Take from the listing each line that has the string "JSON".
# # # # # # #
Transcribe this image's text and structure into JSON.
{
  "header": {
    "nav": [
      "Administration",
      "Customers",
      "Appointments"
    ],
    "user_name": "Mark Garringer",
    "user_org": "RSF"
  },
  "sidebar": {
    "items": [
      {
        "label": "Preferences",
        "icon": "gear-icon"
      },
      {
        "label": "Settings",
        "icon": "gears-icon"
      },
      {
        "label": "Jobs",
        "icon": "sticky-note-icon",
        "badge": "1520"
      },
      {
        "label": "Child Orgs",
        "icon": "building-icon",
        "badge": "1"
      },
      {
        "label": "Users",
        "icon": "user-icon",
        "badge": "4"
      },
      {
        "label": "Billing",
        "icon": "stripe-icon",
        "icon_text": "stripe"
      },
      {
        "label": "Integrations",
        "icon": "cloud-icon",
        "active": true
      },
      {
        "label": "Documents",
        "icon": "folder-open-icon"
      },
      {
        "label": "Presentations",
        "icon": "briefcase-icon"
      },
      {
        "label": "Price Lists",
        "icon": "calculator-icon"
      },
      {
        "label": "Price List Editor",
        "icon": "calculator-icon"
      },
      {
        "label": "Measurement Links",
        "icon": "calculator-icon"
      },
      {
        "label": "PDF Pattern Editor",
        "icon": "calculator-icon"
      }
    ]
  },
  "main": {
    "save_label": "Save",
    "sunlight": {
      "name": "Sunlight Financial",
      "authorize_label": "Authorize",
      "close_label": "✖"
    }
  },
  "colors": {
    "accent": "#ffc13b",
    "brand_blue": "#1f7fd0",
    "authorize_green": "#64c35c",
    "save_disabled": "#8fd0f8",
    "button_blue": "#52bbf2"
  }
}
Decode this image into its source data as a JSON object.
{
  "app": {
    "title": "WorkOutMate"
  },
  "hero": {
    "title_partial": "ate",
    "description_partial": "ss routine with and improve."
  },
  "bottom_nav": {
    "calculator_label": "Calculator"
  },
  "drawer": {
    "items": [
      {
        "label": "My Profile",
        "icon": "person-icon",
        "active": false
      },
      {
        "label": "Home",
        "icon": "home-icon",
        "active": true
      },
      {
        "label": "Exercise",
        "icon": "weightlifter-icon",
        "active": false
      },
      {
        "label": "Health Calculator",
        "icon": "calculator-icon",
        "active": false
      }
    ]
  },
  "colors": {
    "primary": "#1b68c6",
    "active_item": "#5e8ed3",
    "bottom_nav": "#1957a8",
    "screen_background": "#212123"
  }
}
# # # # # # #
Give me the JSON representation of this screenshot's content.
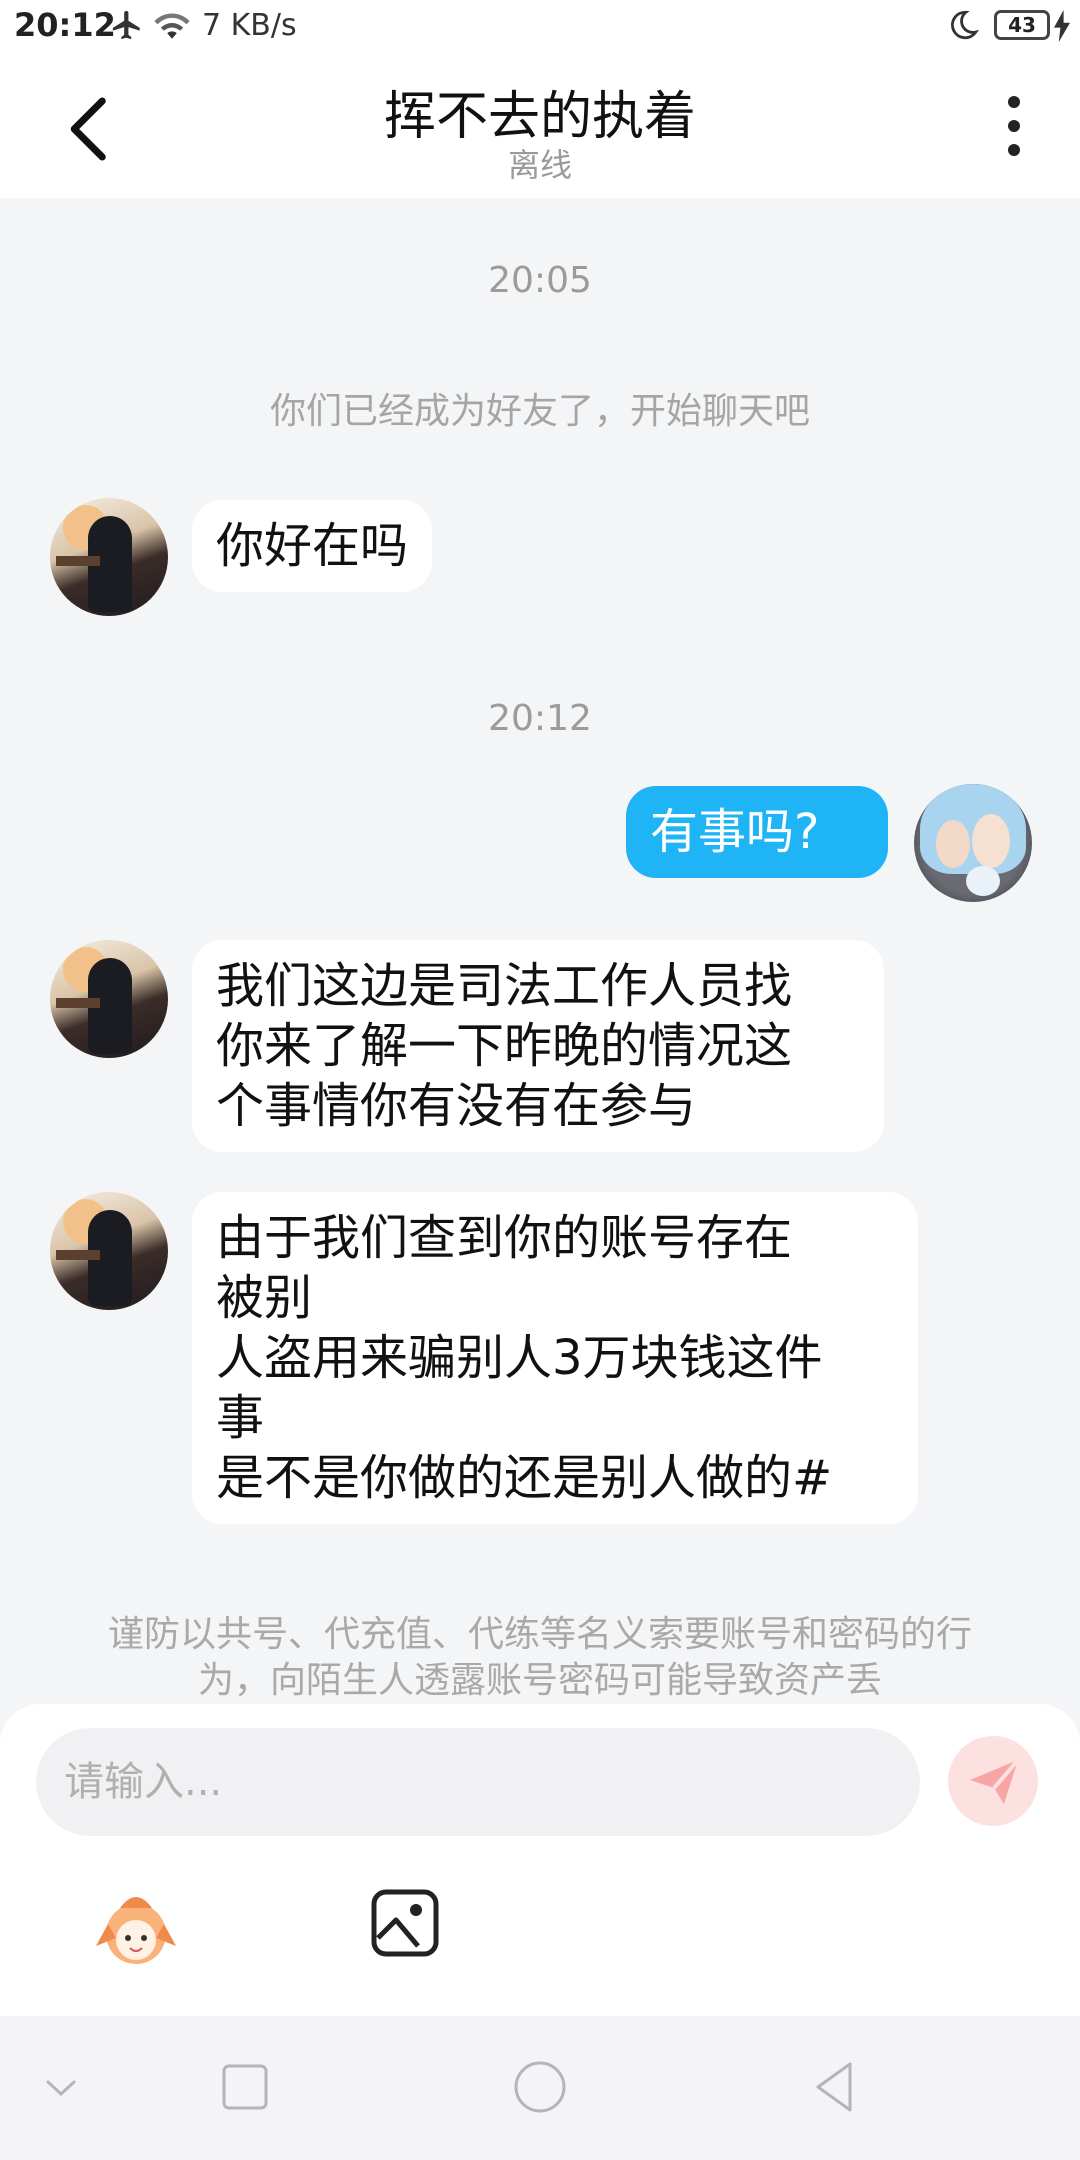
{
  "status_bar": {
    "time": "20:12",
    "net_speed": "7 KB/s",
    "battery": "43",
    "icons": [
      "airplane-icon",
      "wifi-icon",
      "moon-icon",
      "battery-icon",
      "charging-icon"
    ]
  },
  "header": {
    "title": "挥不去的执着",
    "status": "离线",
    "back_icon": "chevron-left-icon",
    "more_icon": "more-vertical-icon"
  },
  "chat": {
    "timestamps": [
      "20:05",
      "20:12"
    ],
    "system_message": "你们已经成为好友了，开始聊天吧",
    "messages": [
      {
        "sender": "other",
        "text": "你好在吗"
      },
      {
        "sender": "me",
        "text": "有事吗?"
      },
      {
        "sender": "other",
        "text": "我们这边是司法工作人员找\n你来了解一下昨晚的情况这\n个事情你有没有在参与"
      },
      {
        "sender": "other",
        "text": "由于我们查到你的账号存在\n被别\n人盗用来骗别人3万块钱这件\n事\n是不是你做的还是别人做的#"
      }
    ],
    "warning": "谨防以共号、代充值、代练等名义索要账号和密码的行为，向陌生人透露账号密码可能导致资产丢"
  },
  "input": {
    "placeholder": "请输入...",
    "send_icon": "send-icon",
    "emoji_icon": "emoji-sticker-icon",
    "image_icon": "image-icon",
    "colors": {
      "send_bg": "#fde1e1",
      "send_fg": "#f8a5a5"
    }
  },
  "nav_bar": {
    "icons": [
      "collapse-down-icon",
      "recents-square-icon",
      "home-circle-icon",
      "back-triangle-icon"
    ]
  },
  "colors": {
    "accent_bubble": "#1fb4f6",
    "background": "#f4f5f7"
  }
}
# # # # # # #
#### [Finished task]
Transcribe this image's text and structure into JSON.
Decode this image into its source data as a JSON object.
Give me the JSON representation of this screenshot's content.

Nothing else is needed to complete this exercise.